The Olympians – A Serious Series

George O’Connor is a history guy who has created a series the retells/recalls/reillustrates the Greek mythologies of The Olympians published by First:Second.

So far there are six in the series … Zeus, Athena, Hera, Hades, Poseidon, and Aphrodite. Each is a little different, depending on the stories O’Connor chooses to tell, and each relies on the others to fill out the complex and interrelated mythology.

Olympian fam treeAnd what an interrelated  mythology it is! Luckily O’Connor gives the reader this handy-dandy family tree at the beginning of every book. I refer to it often to check and see if I am creeped out by Hades in general, or specifically because he is kidnapping and wooing his niece!!!! And by wooing I mean sweeping down in his big chariot of death and taking Persephone to the underworld and telling her he is going to marry her because Zeus said he could.

The gods marry each other at an alarming rates. They also have affairs with each other, with other immortals, with mortals, and with various and sundry animals. They scheme and plot and generally act like middle school children with too much time and power.

Hades coverO’Connor uses color to evoke mood and set tone effectively throughout the series, but I think he is at his best in Hades. The tale O’Connor tells is also the story of hoe Persephone came to the underworld. I was familiar with the deal she strikes with Hades – she gets a set amount of time on earth in exchange for living with him as his wife/mistress/companion for the rest of the time. But this tells how that deal came about in the first place.

As it turns out Persephone is a surly teenager who pretty much looks like this when she talks to her mother, Demeter.

Hades-14

The image (p. 14) of Persephone having a total hissy-fit at her mother while her friends look on is the perfect illustration of her world. Demeter is a concerned mom who made mistakes as a teen-god and wants to protect Persephone. (Demeter also happens to be the god in charge of all the things that grow and feed the piddly mortals on earth).

More important than the look of scorn from Demeter and general fed-upness from Persephone (I have a non-deity friend with a head strong daughter, and they look like this a lot) is the assault of perky color O’Connor uses to illustrate the world at this moment. The ground Demeter walks upon is a violent verdant landscape. The brush in the background is a rich thicket of dark green foliage. Even the clouds reflect a tinge of light green from Demeter’s handywork.

Hades 22Here, in contrast, O’Connor gives use Hades and Persephone just after he snatches her from that same field and goes to the underworld (p. 22). Hades is darkness and shadows that swaollow light and give back nothing. Notice Persephone’s blue dress is not little more than a muddy, slightly tinted purple color. The background of the panel is a rich darkness bounded by the bright white gutter that sharpens the contrast.
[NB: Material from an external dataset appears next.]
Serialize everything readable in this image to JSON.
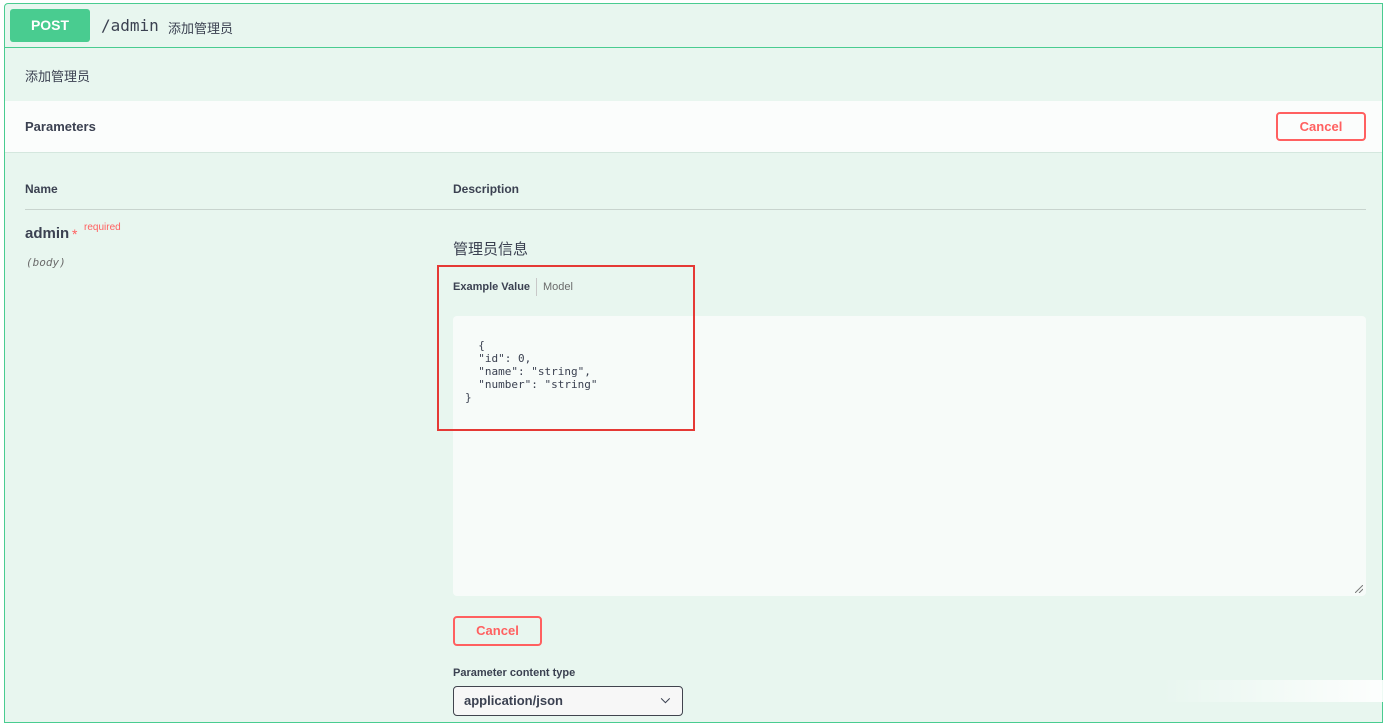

The stark color shift helps set up the tenor of the story. As Demeter searches for her lost daughter, the rich and plentiful earth suffers from her neglect. When we do see some color in Hades’ underworld it is because of Persephone. The earth is dimmer, becoming a shadow because of Persephone’s absence. The underworld is become less drab because of her presence. O’Connor uses color to tap into our visual sense and tell part of the story.
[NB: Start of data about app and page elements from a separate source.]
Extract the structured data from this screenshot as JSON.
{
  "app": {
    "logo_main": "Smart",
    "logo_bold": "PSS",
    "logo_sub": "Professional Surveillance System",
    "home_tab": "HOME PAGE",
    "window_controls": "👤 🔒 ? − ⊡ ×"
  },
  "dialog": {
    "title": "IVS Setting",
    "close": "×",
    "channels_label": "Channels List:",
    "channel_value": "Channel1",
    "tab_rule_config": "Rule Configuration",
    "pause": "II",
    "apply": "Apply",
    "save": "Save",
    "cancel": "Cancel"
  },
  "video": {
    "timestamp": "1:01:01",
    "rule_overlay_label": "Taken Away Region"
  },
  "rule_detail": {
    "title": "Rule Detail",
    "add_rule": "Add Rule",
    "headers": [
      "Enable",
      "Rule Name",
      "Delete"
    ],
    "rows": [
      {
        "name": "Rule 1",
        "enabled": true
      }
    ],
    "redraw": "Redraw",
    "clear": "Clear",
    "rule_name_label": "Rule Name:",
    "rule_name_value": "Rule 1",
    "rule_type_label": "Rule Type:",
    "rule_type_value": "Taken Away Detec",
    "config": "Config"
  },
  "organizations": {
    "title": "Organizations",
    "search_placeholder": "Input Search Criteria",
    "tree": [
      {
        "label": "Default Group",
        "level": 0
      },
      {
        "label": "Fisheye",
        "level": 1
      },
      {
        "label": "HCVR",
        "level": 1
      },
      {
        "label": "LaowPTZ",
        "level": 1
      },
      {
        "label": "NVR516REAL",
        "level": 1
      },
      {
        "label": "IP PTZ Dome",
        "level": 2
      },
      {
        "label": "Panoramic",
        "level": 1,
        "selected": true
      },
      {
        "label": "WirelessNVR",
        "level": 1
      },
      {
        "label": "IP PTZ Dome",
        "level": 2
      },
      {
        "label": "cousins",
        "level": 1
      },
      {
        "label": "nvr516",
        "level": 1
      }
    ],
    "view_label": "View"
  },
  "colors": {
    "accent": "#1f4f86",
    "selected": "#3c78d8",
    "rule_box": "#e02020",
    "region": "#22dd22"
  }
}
There are 6 books thus far in the series with more to come. My favorites are Hades, Zeus, and Athena, although Aphrodite is fabulous, and Hera is a whole new way of looking at the story of Hercules. Oh! And Poseidon gives more details about the extended family.

Forget it. I love them all.